Car Camping – Cleaning

Car Camping - Cleaning

When car camping cleaning is not so bad with a little forethought and planning to minimize the mess.  No, we don’t have to succumb to the scum.

Chris & Mac of Grey Otter Outventures

Chris & Mac
We outventure to help you outventure!


Support Grey Otter Outventures!

Please help us continue to bring you great content:

Click Here to Leave a Tip

Car camping and dirt go hand in hand, but with a little forethought and planning we can minimize the cleaning.  We don’t have to succumb to the scum.


A sponge, small container of dish soap, and two plastic bins make easy work of cooking clean up on a car camping adventure.  Use one bin for dirty dishes and cook wear.  Add dish soap and water (see below *) to this washing bin to wash the dishes.  The second bin is a rinse bin.  It holds each soapy piece after cleaning.  Once everything is washed, dump the soapy water and rinse the washing bin.  Use water sparingly as each item is rinsed or you will be standing in a puddle when done.  Put each item back in the clean wash bin and nest the two bins for transport back to the campsite.

*Quick Tip:  One day, after YEARS of using ice cold water to wash, and then endlessly rinsing (which never really got my cook wear and utensils clean), I realized I could do better.  My camp stove and stock pot could be used to heat up the water for washing dishes.  The task became infinitely more bearable.  You’re welcome.  


At a minimum, most campgrounds have some sort of restroom facilities, and they generally have toilet paper.  Many do not provide hand cleansers or ways to dry hands.  A small container of hand soap and/or a container of hand wipes in camp solves this issue.  Using campground showers in a sanitary way means keeping everything off the floor.  Reusable grocery bags not only do that, they work great for transporting toiletries, towels, and clothing.  Whether the shower has benches, hooks, or both, the bag has you covered, and protects your things from dirt and bacteria left by others.  Speaking of dirt and bacteria, don’t forget to protect your feet.  Rubber flip flops will do the trick here – these are our “shower shoes” and they protect us from whatever the prior users of the shower may have done or left behind (athlete’s foot, anyone?).  


To deal with any accumulation of debris and dirt in the tent during your camping trip, as well as to clean these out when packing up, all you need is a small hand whisk broom and dustpan to quickly sweep up.  These also come in handy to quickly sweep debris off of picnic tables or out of your vehicle.  A canopy set up over the picnic table is another handy item to have along.  Not only will it protect the picnic table area from wet in the event it rains, it can also help reduce the amount of debris which falls from above from accumulating on the table.  Remember. . . dirt happens when car camping.  Plan on it and plan for it!


Paper towels serve many purposes when car camping.  They are an indispensable staple item which is always front and center on our picnic table in camp.  We use them primarily to dry wet things and wipe off dirty things (hands, dishes, tables, chairs), as napkins at mealtime, and as tissues for runny noses.  If in a pinch you need to use paper towels as toilet paper it is important to always dispose of the used paper in the trash.  Paper towels can also be used as “sanitary barriers” on counter-tops and benches in campground restrooms.
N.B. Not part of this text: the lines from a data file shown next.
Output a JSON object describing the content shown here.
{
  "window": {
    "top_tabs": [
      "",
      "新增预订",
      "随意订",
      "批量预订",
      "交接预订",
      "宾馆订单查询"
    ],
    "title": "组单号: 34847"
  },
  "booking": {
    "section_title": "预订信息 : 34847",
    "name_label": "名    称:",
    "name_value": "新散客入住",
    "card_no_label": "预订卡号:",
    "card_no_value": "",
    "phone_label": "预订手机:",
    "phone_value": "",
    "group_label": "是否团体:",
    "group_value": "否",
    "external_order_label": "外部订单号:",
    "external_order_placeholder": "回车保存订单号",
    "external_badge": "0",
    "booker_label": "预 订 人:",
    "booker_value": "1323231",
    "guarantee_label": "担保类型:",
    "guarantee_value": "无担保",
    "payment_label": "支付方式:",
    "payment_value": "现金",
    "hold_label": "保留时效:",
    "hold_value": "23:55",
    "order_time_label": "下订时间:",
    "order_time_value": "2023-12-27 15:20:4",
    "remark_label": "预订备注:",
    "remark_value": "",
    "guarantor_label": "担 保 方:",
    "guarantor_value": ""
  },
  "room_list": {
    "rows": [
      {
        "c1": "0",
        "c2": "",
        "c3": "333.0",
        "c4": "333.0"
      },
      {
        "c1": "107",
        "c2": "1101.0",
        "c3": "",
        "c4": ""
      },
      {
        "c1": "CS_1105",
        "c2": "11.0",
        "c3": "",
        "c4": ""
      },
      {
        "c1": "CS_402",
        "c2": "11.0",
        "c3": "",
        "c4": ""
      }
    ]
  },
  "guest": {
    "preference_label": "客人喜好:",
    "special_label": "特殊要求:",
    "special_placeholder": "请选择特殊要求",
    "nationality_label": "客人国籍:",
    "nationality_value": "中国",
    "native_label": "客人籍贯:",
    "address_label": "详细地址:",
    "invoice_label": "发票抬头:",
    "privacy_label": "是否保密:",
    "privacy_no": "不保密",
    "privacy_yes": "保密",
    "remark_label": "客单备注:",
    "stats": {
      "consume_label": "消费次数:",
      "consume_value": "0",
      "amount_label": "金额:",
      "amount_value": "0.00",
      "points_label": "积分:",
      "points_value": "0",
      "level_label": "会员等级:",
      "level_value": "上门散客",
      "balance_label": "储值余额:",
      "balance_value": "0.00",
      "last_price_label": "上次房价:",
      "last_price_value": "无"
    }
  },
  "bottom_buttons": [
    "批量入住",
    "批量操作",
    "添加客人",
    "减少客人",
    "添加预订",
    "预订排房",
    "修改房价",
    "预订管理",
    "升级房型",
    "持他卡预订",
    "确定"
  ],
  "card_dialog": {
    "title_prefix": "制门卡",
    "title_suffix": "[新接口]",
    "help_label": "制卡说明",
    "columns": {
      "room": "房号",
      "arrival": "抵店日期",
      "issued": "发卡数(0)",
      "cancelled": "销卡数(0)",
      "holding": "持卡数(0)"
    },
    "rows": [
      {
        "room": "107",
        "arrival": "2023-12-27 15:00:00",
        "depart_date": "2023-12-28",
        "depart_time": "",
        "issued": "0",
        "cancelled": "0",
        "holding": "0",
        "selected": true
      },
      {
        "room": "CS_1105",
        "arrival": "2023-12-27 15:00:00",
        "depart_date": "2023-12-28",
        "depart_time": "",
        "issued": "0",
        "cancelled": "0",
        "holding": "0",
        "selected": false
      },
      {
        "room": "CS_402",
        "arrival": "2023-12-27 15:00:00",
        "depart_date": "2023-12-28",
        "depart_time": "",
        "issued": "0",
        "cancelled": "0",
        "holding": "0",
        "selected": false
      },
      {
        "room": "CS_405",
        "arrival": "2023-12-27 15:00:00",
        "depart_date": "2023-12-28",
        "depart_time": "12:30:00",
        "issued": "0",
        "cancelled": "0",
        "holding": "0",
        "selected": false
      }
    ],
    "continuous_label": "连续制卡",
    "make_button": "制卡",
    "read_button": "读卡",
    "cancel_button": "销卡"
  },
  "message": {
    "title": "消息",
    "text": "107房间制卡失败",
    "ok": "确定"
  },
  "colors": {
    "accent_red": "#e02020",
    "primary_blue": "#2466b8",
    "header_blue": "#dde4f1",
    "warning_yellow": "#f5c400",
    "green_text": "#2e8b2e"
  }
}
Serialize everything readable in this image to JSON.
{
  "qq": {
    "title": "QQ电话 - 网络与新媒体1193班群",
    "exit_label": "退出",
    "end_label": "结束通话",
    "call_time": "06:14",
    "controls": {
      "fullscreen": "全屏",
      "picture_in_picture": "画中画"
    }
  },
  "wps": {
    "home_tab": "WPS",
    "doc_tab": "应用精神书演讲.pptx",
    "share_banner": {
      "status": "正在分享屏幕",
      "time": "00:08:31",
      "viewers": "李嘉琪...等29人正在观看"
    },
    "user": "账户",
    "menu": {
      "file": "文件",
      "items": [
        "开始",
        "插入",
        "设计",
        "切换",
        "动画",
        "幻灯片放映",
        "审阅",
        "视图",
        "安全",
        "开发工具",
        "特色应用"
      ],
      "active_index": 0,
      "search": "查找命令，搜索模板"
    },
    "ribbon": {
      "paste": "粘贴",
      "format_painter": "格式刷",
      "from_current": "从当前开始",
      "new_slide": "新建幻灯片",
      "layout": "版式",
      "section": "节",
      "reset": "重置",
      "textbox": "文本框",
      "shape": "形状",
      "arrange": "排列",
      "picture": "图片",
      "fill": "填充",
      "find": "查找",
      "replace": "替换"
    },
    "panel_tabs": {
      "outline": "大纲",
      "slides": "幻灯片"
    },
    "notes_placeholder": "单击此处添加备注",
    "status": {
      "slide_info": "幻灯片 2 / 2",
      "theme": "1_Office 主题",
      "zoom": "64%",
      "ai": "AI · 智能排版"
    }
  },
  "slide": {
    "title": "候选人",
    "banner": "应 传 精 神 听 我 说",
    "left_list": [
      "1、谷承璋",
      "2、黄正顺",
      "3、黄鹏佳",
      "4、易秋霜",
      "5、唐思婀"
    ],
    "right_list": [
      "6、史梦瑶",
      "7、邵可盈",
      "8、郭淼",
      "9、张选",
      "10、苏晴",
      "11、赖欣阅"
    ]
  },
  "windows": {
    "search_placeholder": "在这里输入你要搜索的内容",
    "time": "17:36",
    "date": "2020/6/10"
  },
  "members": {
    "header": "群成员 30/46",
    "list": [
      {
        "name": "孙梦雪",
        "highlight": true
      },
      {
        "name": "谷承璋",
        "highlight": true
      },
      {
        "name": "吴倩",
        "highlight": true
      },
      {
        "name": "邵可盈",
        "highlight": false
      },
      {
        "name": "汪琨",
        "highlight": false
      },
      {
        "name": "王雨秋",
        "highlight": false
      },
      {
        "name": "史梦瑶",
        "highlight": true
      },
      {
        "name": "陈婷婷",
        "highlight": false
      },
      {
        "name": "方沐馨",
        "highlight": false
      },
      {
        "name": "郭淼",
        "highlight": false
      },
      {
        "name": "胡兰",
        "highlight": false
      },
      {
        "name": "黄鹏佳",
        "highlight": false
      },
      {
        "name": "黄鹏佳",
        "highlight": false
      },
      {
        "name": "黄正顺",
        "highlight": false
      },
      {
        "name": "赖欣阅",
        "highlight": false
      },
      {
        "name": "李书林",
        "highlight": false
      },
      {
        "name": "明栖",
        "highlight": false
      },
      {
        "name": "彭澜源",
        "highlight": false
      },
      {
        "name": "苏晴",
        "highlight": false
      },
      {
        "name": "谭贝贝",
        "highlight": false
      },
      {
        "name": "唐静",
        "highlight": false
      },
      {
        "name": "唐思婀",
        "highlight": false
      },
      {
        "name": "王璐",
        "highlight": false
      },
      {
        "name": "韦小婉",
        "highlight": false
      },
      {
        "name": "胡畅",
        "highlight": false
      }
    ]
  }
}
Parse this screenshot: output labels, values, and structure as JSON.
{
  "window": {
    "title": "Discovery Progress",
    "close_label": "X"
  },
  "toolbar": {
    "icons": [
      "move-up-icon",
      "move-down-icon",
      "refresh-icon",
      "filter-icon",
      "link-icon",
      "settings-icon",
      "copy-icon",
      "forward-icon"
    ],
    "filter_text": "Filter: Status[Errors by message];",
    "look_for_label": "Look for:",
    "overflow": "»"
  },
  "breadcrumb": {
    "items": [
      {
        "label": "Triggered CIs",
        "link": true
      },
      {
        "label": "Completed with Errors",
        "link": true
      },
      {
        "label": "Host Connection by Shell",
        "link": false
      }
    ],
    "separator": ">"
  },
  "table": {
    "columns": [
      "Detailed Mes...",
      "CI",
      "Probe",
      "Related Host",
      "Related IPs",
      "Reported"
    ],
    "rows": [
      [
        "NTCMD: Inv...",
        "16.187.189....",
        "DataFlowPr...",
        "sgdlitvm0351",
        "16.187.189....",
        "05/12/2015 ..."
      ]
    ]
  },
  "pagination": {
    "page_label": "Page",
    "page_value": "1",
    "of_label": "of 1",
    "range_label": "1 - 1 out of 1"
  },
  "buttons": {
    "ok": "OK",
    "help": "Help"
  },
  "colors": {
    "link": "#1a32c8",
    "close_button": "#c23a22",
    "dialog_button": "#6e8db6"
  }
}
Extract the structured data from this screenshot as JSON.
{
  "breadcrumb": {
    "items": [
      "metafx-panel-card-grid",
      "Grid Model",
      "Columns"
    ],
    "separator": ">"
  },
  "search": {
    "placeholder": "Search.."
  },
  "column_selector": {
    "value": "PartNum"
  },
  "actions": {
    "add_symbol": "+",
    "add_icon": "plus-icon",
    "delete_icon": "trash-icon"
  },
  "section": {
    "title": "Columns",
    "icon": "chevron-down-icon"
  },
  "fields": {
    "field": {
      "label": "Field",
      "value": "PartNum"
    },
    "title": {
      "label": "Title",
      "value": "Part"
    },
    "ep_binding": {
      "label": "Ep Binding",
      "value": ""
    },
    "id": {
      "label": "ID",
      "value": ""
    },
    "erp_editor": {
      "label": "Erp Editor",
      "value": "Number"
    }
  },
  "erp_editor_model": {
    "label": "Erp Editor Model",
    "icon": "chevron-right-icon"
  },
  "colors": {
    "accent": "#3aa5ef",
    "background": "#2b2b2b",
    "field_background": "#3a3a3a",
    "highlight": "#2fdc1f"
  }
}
© 2019 Grey Otter Outventures, Inc.
© 2019 Grey Otter Outventures, Inc.
© 2019 Grey Otter Outventures, Inc.

SAFETY DISCLAIMER:  The activities discussed in this website are outdoor activities and, as such, have inherent risks to which participants are exposed.  It is not the intent of this website, nor is it possible due to the variability of weather, terrain, equipment, and experience, to detail all of those risks.  The information contained in this site is informational, but not instructive nor exhaustive.  It is the sole responsibility of the user to ensure he/she is in good health, fully prepared, and fully informed as to dangers before undertaking any of the activities discussed in this website and the user does so at his/her own risk.  The user understands that by using this website he/she acknowledges and accepts all risks associated with use of information from this website and participation in any particular activity addressed herein.  Please see “Terms of Use” for additional information.

Want to share this article with your friends?  Click on the share button below:


Want more?

  Get the latest outventure updates by following us on social media . . .

Leave a Reply